E.A. Milne Centre for Astrophysics
Galaxy clusters not only contain thousands of galaxies, but also contain a very large amount of hot, intracluster gas which fills the space between the galaxies. As galaxies fall into clusters at thousands of kilometres per second, they experience a headwind from this hot gas. If the pressure is large enough, gas can be pushed out of the galaxy itself, creating long tails of gas trailing behind the galaxy.
Understanding this process is important for understanding galaxy evolution in general as gas is the fuel for star formation. If a large fraction of this gas is stripped, the galaxy can no longer form stars and will eventually turn red and fade. The impact of this gas stripping can also change the morphology of galaxies.
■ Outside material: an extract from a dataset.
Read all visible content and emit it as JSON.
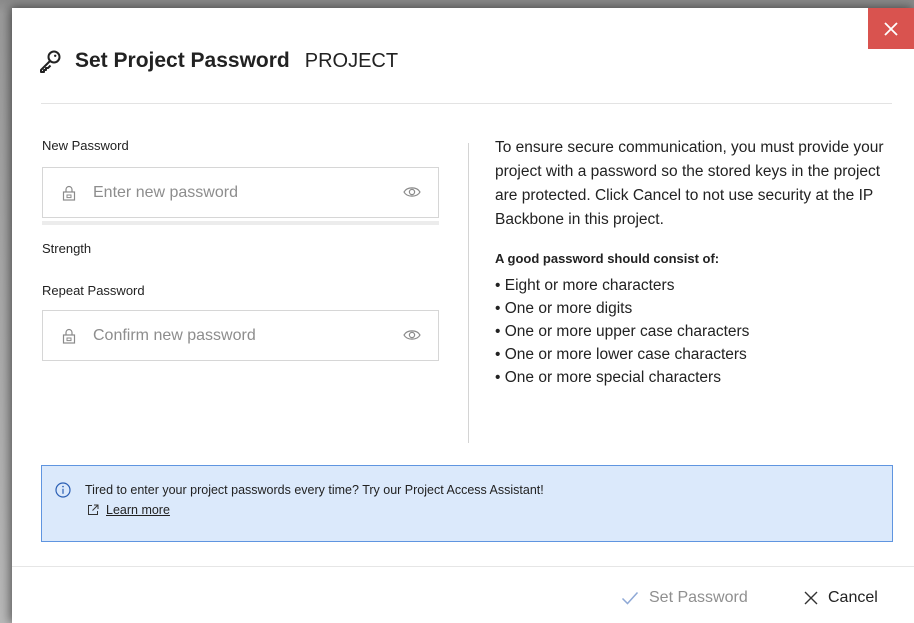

Using Viper, our aim was to reproduce the unusual tail of the D100 galaxy in the Coma cluster. Hydrodynamical simulations (those that model gas a fluid) mimic a galaxy falling into a cluster by modelling a galaxy in a wind tunnel and exposing it to a wind which grows stronger over time. The tails we see from these simulations however, are usually flared and diffuse. D100 has a very narrow tail composed of dense, cold gas, which is suitable for hosting star formation.
Using purely hydrodynamical simulations, we attempt to recreate this tail in a simulation and compare the results with available observations. We ran three simulations, varying the initial gas distribution in the disk and the increase of the ram pressure felt by the galaxy over time. The images above show the galaxy after a billion years of evolution (top) and 900 million years (bottom) of evolution, experiencing a ram pressure due to a wind which increases as the galaxy moves further towards the centre of the cluster. After another 500 million years the resulting gas tail was relatively straight and narrow, which looks much closer to that observed compared to previous simulations These simulations were extremely computationally expensive, using around 30 days each on 64 nodes, totaling around 1.3 million core hours per simulation. This large amount of computing time allowed use to capture the stripping of the galaxy gas in high resolution and confirm its turbulent nature.